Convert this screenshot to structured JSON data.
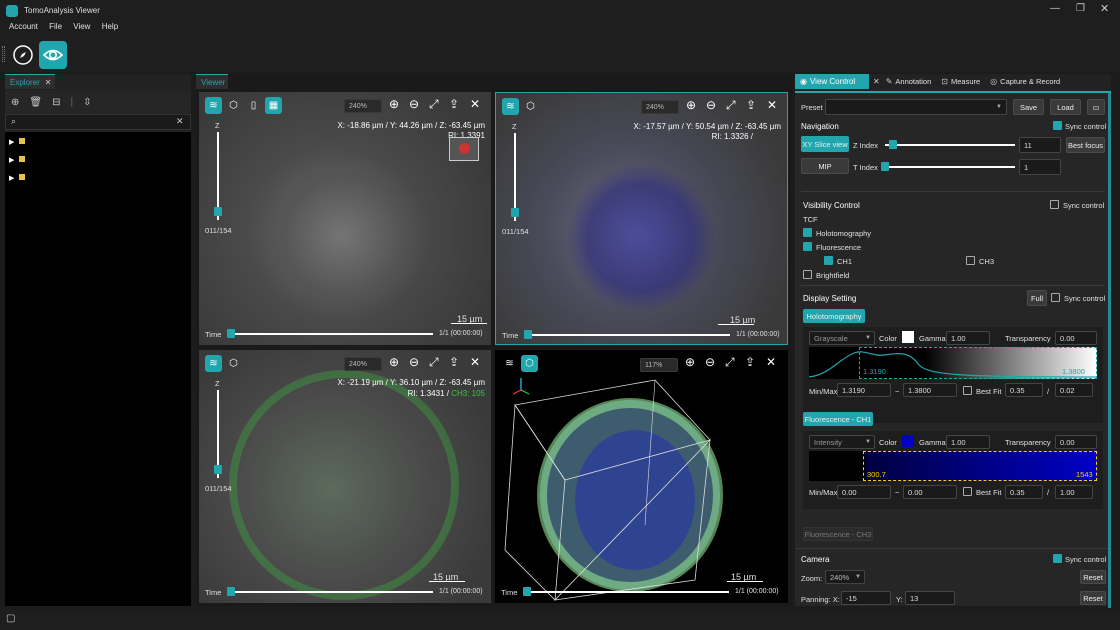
{
  "app": {
    "title": "TomoAnalysis Viewer"
  },
  "menu": [
    "Account",
    "File",
    "View",
    "Help"
  ],
  "explorer": {
    "tab": "Explorer"
  },
  "viewer": {
    "tab": "Viewer"
  },
  "views": [
    {
      "zoom": "240%",
      "xyz": "X: -18.86 µm / Y: 44.26 µm / Z: -63.45 µm",
      "ri": "RI: 1.3391",
      "z_label": "Z",
      "z_value": "011/154",
      "time": "Time",
      "time_value": "1/1 (00:00:00)",
      "scale": "15 µm",
      "z_level": 0.07
    },
    {
      "zoom": "240%",
      "xyz": "X: -17.57 µm / Y: 50.54 µm / Z: -63.45 µm",
      "ri": "RI: 1.3326 /",
      "z_label": "Z",
      "z_value": "011/154",
      "time": "Time",
      "time_value": "1/1 (00:00:00)",
      "scale": "15 µm",
      "z_level": 0.07
    },
    {
      "zoom": "240%",
      "xyz": "X: -21.19 µm / Y: 36.10 µm / Z: -63.45 µm",
      "ri": "RI: 1.3431 /",
      "ri_ch": "CH3: 105",
      "z_label": "Z",
      "z_value": "011/154",
      "time": "Time",
      "time_value": "1/1 (00:00:00)",
      "scale": "15 µm",
      "z_level": 0.07
    },
    {
      "zoom": "117%",
      "time": "Time",
      "time_value": "1/1 (00:00:00)",
      "scale": "15 µm"
    }
  ],
  "right": {
    "tabs": [
      "View Control",
      "Annotation",
      "Measure",
      "Capture & Record"
    ],
    "preset_label": "Preset",
    "save": "Save",
    "load": "Load",
    "navigation": "Navigation",
    "sync_control": "Sync control",
    "xy_slice": "XY Slice view",
    "mip": "MIP",
    "z_index_label": "Z Index",
    "z_index": "11",
    "t_index_label": "T Index",
    "t_index": "1",
    "best_focus": "Best focus",
    "visibility": "Visibility Control",
    "tcf": "TCF",
    "holo": "Holotomography",
    "fluor": "Fluorescence",
    "ch1": "CH1",
    "ch3": "CH3",
    "bright": "Brightfield",
    "display": "Display Setting",
    "full": "Full",
    "holo_btn": "Holotomography",
    "grayscale": "Grayscale",
    "color": "Color",
    "gamma": "Gamma",
    "gamma_v": "1.00",
    "transparency": "Transparency",
    "trans_v": "0.00",
    "holo_min_lbl": "1.3190",
    "holo_max_lbl": "1.3800",
    "minmax": "Min/Max",
    "holo_min": "1.3190",
    "holo_max": "1.3800",
    "tilde": "~",
    "bestfit": "Best Fit",
    "bf_a": "0.35",
    "slash": "/",
    "bf_b": "0.02",
    "fch1_btn": "Fluorescence - CH1",
    "intensity": "Intensity",
    "f_gamma_v": "1.00",
    "f_trans_v": "0.00",
    "f_lo": "300.7",
    "f_hi": "1543",
    "f_min": "0.00",
    "f_max": "0.00",
    "f_bf_a": "0.35",
    "f_bf_b": "1.00",
    "fch3_btn": "Fluorescence - CH3",
    "camera": "Camera",
    "zoom_label": "Zoom:",
    "zoom_v": "240%",
    "reset": "Reset",
    "panning": "Panning: X:",
    "pan_x": "-15",
    "pan_y_lbl": "Y:",
    "pan_y": "13"
  },
  "colors": {
    "accent": "#21a6ae",
    "ch1": "#0000c8"
  }
}
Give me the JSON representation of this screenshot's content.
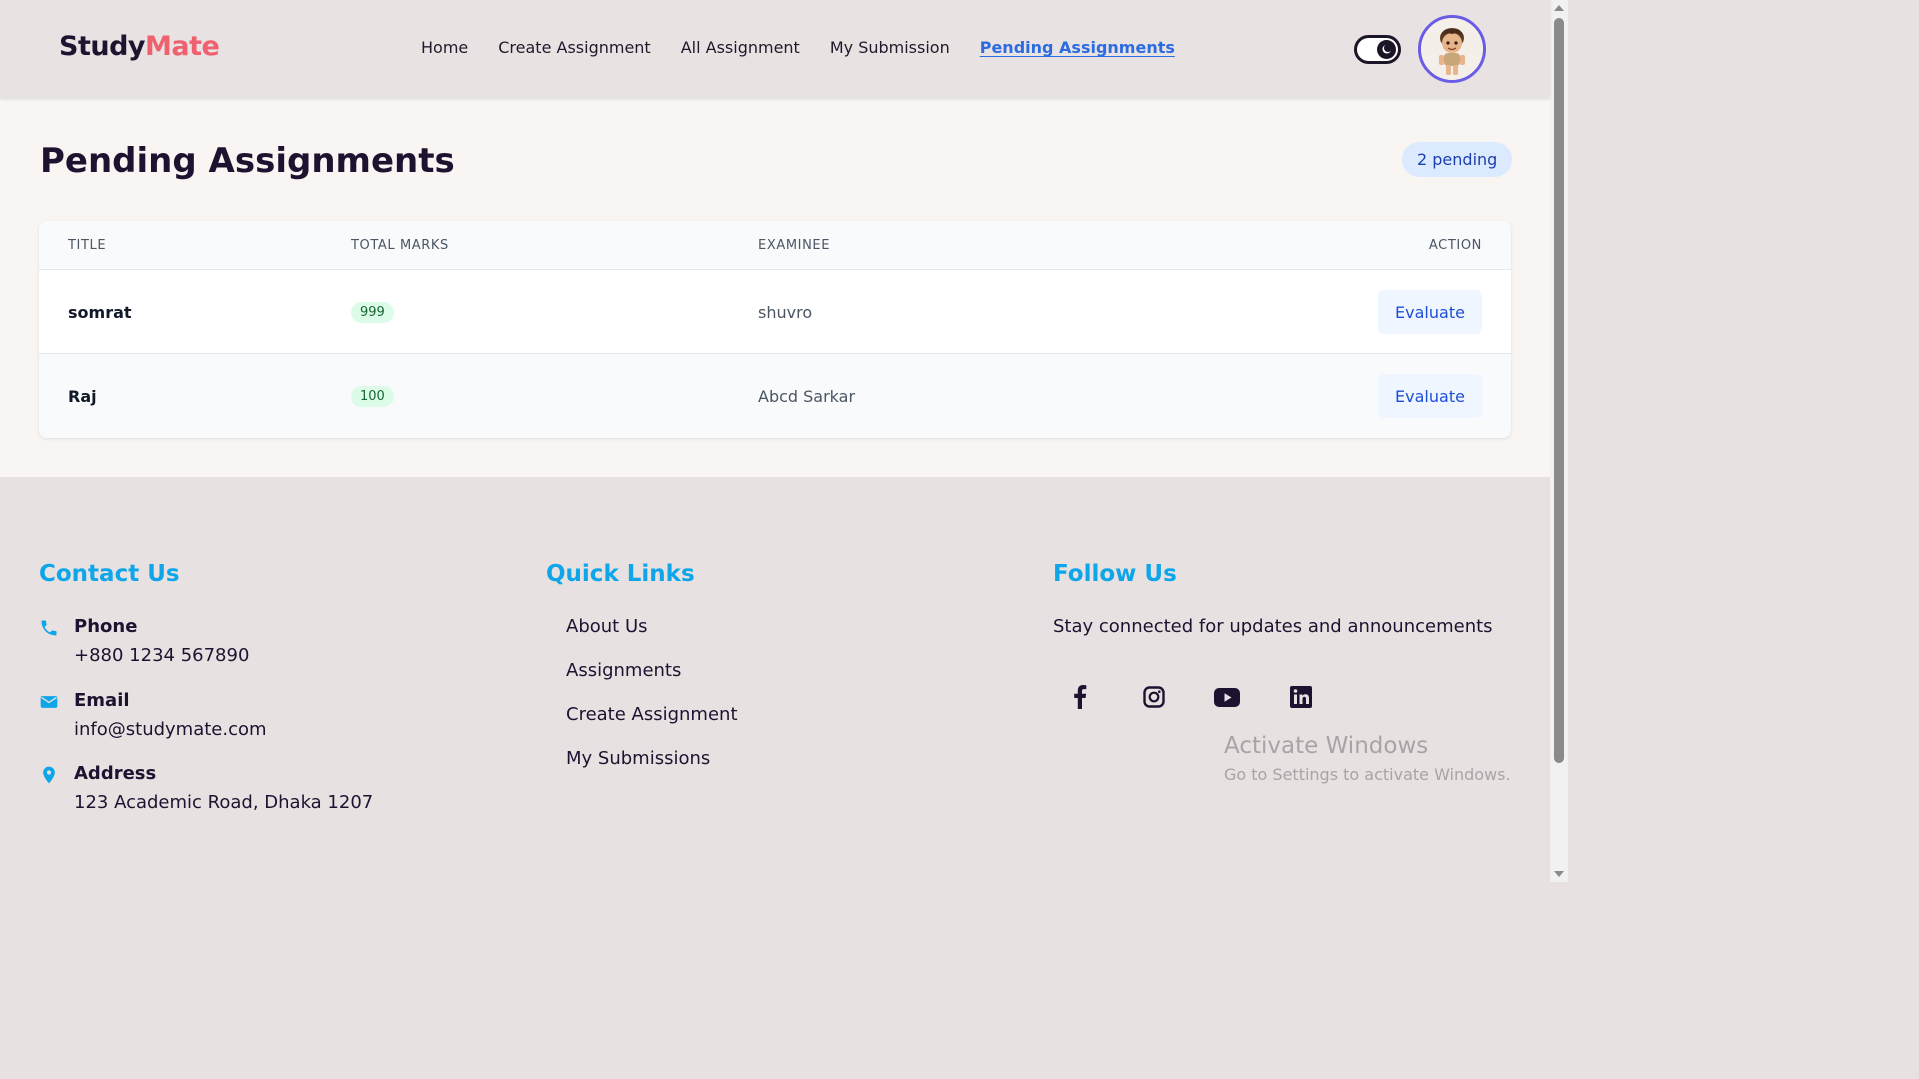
{
  "brand": {
    "part1": "Study",
    "part2": "Mate"
  },
  "nav": {
    "items": [
      {
        "label": "Home"
      },
      {
        "label": "Create Assignment"
      },
      {
        "label": "All Assignment"
      },
      {
        "label": "My Submission"
      },
      {
        "label": "Pending Assignments",
        "active": true
      }
    ]
  },
  "page": {
    "title": "Pending Assignments",
    "badge": "2 pending"
  },
  "table": {
    "headers": {
      "title": "TITLE",
      "marks": "TOTAL MARKS",
      "examinee": "EXAMINEE",
      "action": "ACTION"
    },
    "rows": [
      {
        "title": "somrat",
        "marks": "999",
        "examinee": "shuvro",
        "action": "Evaluate"
      },
      {
        "title": "Raj",
        "marks": "100",
        "examinee": "Abcd Sarkar",
        "action": "Evaluate"
      }
    ]
  },
  "footer": {
    "contact": {
      "heading": "Contact Us",
      "phone_label": "Phone",
      "phone": "+880 1234 567890",
      "email_label": "Email",
      "email": "info@studymate.com",
      "address_label": "Address",
      "address": "123 Academic Road, Dhaka 1207"
    },
    "quick_links": {
      "heading": "Quick Links",
      "items": [
        "About Us",
        "Assignments",
        "Create Assignment",
        "My Submissions"
      ]
    },
    "follow": {
      "heading": "Follow Us",
      "text": "Stay connected for updates and announcements",
      "icons": [
        "facebook-icon",
        "instagram-icon",
        "youtube-icon",
        "linkedin-icon"
      ]
    }
  },
  "watermark": {
    "line1": "Activate Windows",
    "line2": "Go to Settings to activate Windows."
  },
  "colors": {
    "accent": "#0ea5e9",
    "brand": "#f0616f",
    "active_link": "#2d6be0"
  }
}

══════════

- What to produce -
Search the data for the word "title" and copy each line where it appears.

- Response to this exercise -
    "title": "TomoAnalysis Viewer"
    "title": "Pending Assignments",
      "title": "TITLE",
        "title": "somrat",
        "title": "Raj",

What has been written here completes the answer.